Dr. Ray Watts honors Sen. Waggoner for helping fuel UAB’s early growth

At his “State of the University” address today, UAB President Dr. Ray Watts recognized
State Sen. J.T. “Jabo” Waggoner for his contribution to the growth of the university at a critical moment in its early history.

Dr. Watts commended Waggoner for sponsoring a 1975 appropriations bill that allowed the University of Alabama at Birmingham to finalize the purchase of around 40 square blocks that today make up the western portion of the university complex.

The funding from the State Education Trust Fund totaled $8.5 billion, a figure equal to around $41 million today.

Dr. Watts said the transaction established a foundation for the growth of the academic and clinical programs at UAB, which had become an independent institution within The University of Alabama System just six years before, in 1969.

“As we look back, it stands as one of the major milestones that allowed us to become the powerhouse university that we are,” Dr. Watts said in a video created for his “State of the University” presentation.

See the UAB 1976 Acquisition Map.

Waggoner, R-Vestavia Hills, called the appropriation bill the most important piece of legislation he has sponsored during his career in Alabama government, which includes 17 years in the House of Representatives (1966-1983) and 29 years in the Senate (beginning in 1990).
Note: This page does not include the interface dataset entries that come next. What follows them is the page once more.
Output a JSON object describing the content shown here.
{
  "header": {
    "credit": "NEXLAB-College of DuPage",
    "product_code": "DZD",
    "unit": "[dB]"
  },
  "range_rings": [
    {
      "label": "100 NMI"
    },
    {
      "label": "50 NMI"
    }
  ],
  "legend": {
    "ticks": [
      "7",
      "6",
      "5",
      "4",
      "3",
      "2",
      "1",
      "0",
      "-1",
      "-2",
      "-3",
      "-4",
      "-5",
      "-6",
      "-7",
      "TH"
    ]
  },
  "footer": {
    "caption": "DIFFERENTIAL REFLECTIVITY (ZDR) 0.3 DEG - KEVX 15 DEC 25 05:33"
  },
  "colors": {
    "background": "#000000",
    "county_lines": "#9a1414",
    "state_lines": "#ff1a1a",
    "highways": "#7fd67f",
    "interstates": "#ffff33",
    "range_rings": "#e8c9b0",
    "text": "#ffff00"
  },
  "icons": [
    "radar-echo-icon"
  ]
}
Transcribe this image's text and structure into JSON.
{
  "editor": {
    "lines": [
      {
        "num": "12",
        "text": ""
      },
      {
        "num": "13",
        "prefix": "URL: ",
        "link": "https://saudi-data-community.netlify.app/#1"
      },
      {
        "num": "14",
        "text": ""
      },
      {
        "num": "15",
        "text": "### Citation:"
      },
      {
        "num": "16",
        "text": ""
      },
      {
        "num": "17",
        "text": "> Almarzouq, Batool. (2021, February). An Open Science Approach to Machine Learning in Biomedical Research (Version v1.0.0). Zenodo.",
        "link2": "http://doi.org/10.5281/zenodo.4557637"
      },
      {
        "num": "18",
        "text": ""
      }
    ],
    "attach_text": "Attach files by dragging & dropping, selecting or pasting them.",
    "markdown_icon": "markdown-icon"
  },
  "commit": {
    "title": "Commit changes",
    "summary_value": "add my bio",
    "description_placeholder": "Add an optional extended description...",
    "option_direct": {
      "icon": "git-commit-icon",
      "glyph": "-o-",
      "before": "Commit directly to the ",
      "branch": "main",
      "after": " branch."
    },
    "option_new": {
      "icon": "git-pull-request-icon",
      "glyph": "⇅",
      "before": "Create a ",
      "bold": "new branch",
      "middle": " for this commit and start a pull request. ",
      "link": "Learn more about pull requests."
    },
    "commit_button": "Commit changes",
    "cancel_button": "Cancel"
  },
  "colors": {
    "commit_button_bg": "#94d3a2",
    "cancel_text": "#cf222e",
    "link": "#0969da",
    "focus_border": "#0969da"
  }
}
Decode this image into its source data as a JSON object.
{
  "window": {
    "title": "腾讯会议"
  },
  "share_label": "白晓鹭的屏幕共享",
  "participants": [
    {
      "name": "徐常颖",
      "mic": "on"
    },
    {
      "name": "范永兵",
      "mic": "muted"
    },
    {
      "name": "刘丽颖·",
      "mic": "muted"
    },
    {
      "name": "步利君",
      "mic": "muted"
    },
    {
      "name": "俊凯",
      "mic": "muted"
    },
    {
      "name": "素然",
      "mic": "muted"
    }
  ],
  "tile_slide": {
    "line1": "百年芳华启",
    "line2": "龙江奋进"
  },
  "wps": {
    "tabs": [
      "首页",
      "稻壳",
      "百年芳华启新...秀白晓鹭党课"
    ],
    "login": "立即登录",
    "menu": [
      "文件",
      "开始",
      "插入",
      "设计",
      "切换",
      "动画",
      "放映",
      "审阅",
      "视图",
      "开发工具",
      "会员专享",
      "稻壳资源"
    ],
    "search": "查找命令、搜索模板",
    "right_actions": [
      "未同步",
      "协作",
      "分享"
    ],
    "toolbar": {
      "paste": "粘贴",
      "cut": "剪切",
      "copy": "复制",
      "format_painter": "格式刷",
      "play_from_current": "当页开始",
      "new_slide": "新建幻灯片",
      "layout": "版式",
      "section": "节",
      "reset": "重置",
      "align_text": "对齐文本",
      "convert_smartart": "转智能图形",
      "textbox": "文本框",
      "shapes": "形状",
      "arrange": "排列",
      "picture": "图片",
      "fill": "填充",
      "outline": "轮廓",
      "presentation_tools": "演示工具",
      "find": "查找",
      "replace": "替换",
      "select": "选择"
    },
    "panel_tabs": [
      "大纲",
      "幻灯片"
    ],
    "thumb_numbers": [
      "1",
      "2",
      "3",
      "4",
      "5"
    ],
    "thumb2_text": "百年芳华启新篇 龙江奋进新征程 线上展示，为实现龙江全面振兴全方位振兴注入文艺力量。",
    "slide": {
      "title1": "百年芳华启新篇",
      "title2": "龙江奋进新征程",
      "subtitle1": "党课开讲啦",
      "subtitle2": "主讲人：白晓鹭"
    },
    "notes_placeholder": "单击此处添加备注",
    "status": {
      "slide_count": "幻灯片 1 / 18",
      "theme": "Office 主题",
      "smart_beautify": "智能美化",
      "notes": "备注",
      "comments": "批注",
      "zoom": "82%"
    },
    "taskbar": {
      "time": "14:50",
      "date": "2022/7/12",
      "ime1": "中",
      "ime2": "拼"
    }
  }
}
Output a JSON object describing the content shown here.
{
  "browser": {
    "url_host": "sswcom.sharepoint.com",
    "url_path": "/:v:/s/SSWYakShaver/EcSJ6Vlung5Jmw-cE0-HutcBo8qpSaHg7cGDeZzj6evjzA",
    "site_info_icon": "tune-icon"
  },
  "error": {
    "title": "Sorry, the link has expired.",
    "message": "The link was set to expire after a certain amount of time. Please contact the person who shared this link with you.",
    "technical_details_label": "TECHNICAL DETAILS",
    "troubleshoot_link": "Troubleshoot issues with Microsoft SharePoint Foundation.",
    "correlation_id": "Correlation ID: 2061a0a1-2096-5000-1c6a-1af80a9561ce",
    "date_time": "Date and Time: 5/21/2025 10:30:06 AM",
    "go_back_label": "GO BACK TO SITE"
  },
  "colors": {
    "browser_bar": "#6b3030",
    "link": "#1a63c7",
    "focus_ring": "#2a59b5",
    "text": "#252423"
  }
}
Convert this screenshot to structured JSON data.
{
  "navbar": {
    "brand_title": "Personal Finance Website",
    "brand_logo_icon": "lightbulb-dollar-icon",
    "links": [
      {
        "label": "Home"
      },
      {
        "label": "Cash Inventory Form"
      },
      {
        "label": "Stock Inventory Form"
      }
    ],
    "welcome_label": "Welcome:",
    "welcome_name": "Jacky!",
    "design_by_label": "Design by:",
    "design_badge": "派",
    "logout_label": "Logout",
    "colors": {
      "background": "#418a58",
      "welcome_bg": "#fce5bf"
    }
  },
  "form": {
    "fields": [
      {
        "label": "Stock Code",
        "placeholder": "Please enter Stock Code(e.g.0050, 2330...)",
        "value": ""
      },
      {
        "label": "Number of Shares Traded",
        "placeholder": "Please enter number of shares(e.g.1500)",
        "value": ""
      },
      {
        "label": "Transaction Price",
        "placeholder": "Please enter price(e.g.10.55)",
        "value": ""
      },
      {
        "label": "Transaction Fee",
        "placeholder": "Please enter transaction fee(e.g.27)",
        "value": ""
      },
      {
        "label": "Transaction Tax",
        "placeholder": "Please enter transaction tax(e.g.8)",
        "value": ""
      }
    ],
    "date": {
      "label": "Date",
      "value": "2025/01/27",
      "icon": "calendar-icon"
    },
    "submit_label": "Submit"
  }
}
Waggoner recalls working with Dr. Rudolph Davidson, representing UAB, on the bill that helped advance the university’s ambitious growth plans in the 1970s.

“That little bill back in 1975 helped to create an institution with a $7 billion annual economic impact today, and it’s growing,” Waggoner said. “I shudder to think where we would be in Birmingham and where we would be in this region were it not for The University of Alabama in Birmingham.”

CRUCIAL TIMING

UAB’s growth story actually dates to early 1968, when the U.S. Department of Housing and Urban Development (HUD) announced final approval of a plan for the university, allied with the City of Birmingham and the Housing Authority of Birmingham, to acquire the downtown property in a transaction valued at $33 million.

The city provided a significant portion of the funding for the purchase, and the Housing Authority relocated more than 1,000 families from the area and handled site improvements.

At the time, the university’s footprint was about 15 square blocks. The expansion extended UAB’s complex to Interstate 65 in the west between Fifth Avenue South in the north and 12th Avenue South in the south.

Waggoner’s appropriation bill arrived at a crucial time.

The agreement between the City and the university with HUD called for a final payment on Sept. 12, 1975, according to newspaper accounts in the UAB Archives. If the payment failed to arrive on time, HUD planned to sell the property, which already housed university facilities, to the highest bidder.

The Alabama Legislature approved Waggoner’s bill in August 1975. The next month, UAB President Joseph Volker presented the Housing Authority with a check to complete the land acquisition from HUD.

At the time, Volker called the land purchase “the greatest event in UAB’s history,” according to the Birmingham Post-Herald.

Major UAB faculties today standing on the expansion property include the Sterne Library, Hill Center, Bartow Arena, the Alys Stephens Center, the Collat School of Business and other instructional buildings.

“This is one of those bills that I am very proud of – it really had an impact, it really made a difference,” Waggoner said. “It allowed for the growth of the university. You know, $8.5 million was a lot of money back then, but when you look at what UAB has been able to do today because of that appropriation, it’s huge.”